|I rated this article as 'Start' rather than 'B' as the article doesn't yet have much coverage of the newspaper's operations. Stevie is the man! Talk • Work 21:00, 23 December 2006 (UTC)|

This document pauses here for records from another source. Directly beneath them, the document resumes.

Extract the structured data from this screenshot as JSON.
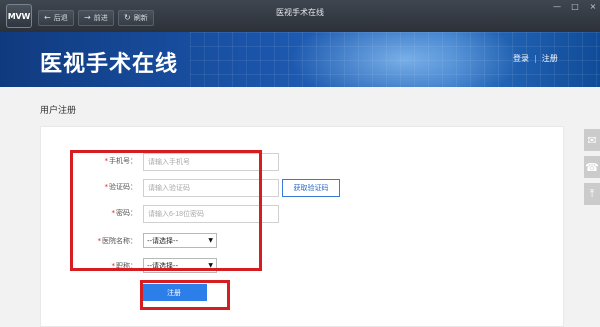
{
  "browser": {
    "logo": "MVW",
    "back_label": "后退",
    "forward_label": "前进",
    "refresh_label": "刷新",
    "window_title": "医视手术在线"
  },
  "site": {
    "title": "医视手术在线",
    "login_label": "登录",
    "separator": "|",
    "register_label": "注册"
  },
  "page": {
    "title": "用户注册"
  },
  "form": {
    "required_mark": "*",
    "phone": {
      "label": "手机号：",
      "placeholder": "请输入手机号"
    },
    "code": {
      "label": "验证码：",
      "placeholder": "请输入验证码",
      "button": "获取验证码"
    },
    "password": {
      "label": "密码：",
      "placeholder": "请输入6-18位密码"
    },
    "hospital": {
      "label": "医院名称：",
      "selected": "--请选择--"
    },
    "title": {
      "label": "职称：",
      "selected": "--请选择--"
    },
    "submit_label": "注册"
  },
  "colors": {
    "highlight": "#d51d22",
    "primary": "#2c7ee8",
    "banner": "#1b56ac"
  },
  "icons": {
    "side_chat": "chat-icon",
    "side_phone": "phone-icon",
    "side_top": "back-to-top-icon"
  }
}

Last edited at 21:00, 23 December 2006 (UTC). Substituted at 08:04, 30 April 2016 (UTC)